RECORDS PROVIDED
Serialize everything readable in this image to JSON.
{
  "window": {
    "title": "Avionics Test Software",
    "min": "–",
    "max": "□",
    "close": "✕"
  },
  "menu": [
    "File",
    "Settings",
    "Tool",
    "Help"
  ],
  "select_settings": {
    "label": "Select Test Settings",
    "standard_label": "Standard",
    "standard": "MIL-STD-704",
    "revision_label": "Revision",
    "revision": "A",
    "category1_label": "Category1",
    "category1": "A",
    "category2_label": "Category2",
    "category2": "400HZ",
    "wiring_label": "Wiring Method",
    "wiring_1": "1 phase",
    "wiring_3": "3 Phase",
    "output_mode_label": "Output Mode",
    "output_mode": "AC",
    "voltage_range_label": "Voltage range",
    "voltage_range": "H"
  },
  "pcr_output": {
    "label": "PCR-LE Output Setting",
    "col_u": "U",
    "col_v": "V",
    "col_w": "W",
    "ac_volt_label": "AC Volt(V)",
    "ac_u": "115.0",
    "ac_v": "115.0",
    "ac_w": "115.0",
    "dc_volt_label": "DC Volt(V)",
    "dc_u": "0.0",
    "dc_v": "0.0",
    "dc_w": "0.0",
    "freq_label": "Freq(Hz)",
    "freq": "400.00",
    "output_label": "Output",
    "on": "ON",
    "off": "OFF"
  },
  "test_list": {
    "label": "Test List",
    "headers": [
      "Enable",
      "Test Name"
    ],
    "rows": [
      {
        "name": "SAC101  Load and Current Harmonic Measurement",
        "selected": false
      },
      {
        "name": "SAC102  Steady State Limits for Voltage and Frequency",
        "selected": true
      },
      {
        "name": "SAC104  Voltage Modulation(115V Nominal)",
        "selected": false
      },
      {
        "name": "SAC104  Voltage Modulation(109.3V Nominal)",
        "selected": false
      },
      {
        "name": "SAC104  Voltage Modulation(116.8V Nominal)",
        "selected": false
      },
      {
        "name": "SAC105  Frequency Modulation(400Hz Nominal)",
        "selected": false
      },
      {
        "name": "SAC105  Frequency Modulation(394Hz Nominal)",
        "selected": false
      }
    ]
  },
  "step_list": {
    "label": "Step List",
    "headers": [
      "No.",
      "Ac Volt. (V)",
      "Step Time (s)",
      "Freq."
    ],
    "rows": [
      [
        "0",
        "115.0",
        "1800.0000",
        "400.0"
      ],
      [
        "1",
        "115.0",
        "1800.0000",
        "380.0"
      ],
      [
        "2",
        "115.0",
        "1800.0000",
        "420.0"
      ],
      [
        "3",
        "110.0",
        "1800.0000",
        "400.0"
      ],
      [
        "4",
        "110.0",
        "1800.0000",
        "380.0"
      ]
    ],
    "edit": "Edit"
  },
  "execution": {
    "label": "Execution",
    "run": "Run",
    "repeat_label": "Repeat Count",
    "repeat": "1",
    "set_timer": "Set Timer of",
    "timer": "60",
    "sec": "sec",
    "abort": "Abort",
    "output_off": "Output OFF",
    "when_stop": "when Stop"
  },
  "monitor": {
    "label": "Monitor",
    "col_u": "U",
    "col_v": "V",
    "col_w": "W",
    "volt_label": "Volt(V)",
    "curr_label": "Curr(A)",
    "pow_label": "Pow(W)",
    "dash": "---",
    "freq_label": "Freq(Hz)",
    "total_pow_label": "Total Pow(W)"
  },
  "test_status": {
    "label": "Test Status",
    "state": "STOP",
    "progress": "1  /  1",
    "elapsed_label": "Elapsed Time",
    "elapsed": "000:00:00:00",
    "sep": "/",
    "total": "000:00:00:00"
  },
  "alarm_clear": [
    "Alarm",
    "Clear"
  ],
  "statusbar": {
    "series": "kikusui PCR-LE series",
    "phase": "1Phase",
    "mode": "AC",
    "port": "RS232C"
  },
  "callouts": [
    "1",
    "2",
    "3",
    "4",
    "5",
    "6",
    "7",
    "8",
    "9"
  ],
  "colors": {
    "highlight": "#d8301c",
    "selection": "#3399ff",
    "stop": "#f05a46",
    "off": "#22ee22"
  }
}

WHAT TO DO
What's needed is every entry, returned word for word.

REPLY
Serialize everything readable in this image to JSON.
{
  "window": {
    "title": "Avionics Test Software",
    "min": "–",
    "max": "□",
    "close": "✕"
  },
  "menu": [
    "File",
    "Settings",
    "Tool",
    "Help"
  ],
  "select_settings": {
    "label": "Select Test Settings",
    "standard_label": "Standard",
    "standard": "MIL-STD-704",
    "revision_label": "Revision",
    "revision": "A",
    "category1_label": "Category1",
    "category1": "A",
    "category2_label": "Category2",
    "category2": "400HZ",
    "wiring_label": "Wiring Method",
    "wiring_1": "1 phase",
    "wiring_3": "3 Phase",
    "output_mode_label": "Output Mode",
    "output_mode": "AC",
    "voltage_range_label": "Voltage range",
    "voltage_range": "H"
  },
  "pcr_output": {
    "label": "PCR-LE Output Setting",
    "col_u": "U",
    "col_v": "V",
    "col_w": "W",
    "ac_volt_label": "AC Volt(V)",
    "ac_u": "115.0",
    "ac_v": "115.0",
    "ac_w": "115.0",
    "dc_volt_label": "DC Volt(V)",
    "dc_u": "0.0",
    "dc_v": "0.0",
    "dc_w": "0.0",
    "freq_label": "Freq(Hz)",
    "freq": "400.00",
    "output_label": "Output",
    "on": "ON",
    "off": "OFF"
  },
  "test_list": {
    "label": "Test List",
    "headers": [
      "Enable",
      "Test Name"
    ],
    "rows": [
      {
        "name": "SAC101  Load and Current Harmonic Measurement",
        "selected": false
      },
      {
        "name": "SAC102  Steady State Limits for Voltage and Frequency",
        "selected": true
      },
      {
        "name": "SAC104  Voltage Modulation(115V Nominal)",
        "selected": false
      },
      {
        "name": "SAC104  Voltage Modulation(109.3V Nominal)",
        "selected": false
      },
      {
        "name": "SAC104  Voltage Modulation(116.8V Nominal)",
        "selected": false
      },
      {
        "name": "SAC105  Frequency Modulation(400Hz Nominal)",
        "selected": false
      },
      {
        "name": "SAC105  Frequency Modulation(394Hz Nominal)",
        "selected": false
      }
    ]
  },
  "step_list": {
    "label": "Step List",
    "headers": [
      "No.",
      "Ac Volt. (V)",
      "Step Time (s)",
      "Freq."
    ],
    "rows": [
      [
        "0",
        "115.0",
        "1800.0000",
        "400.0"
      ],
      [
        "1",
        "115.0",
        "1800.0000",
        "380.0"
      ],
      [
        "2",
        "115.0",
        "1800.0000",
        "420.0"
      ],
      [
        "3",
        "110.0",
        "1800.0000",
        "400.0"
      ],
      [
        "4",
        "110.0",
        "1800.0000",
        "380.0"
      ]
    ],
    "edit": "Edit"
  },
  "execution": {
    "label": "Execution",
    "run": "Run",
    "repeat_label": "Repeat Count",
    "repeat": "1",
    "set_timer": "Set Timer of",
    "timer": "60",
    "sec": "sec",
    "abort": "Abort",
    "output_off": "Output OFF",
    "when_stop": "when Stop"
  },
  "monitor": {
    "label": "Monitor",
    "col_u": "U",
    "col_v": "V",
    "col_w": "W",
    "volt_label": "Volt(V)",
    "curr_label": "Curr(A)",
    "pow_label": "Pow(W)",
    "dash": "---",
    "freq_label": "Freq(Hz)",
    "total_pow_label": "Total Pow(W)"
  },
  "test_status": {
    "label": "Test Status",
    "state": "STOP",
    "progress": "1  /  1",
    "elapsed_label": "Elapsed Time",
    "elapsed": "000:00:00:00",
    "sep": "/",
    "total": "000:00:00:00"
  },
  "alarm_clear": [
    "Alarm",
    "Clear"
  ],
  "statusbar": {
    "series": "kikusui PCR-LE series",
    "phase": "1Phase",
    "mode": "AC",
    "port": "RS232C"
  },
  "callouts": [
    "1",
    "2",
    "3",
    "4",
    "5",
    "6",
    "7",
    "8",
    "9"
  ],
  "colors": {
    "highlight": "#d8301c",
    "selection": "#3399ff",
    "stop": "#f05a46",
    "off": "#22ee22"
  }
}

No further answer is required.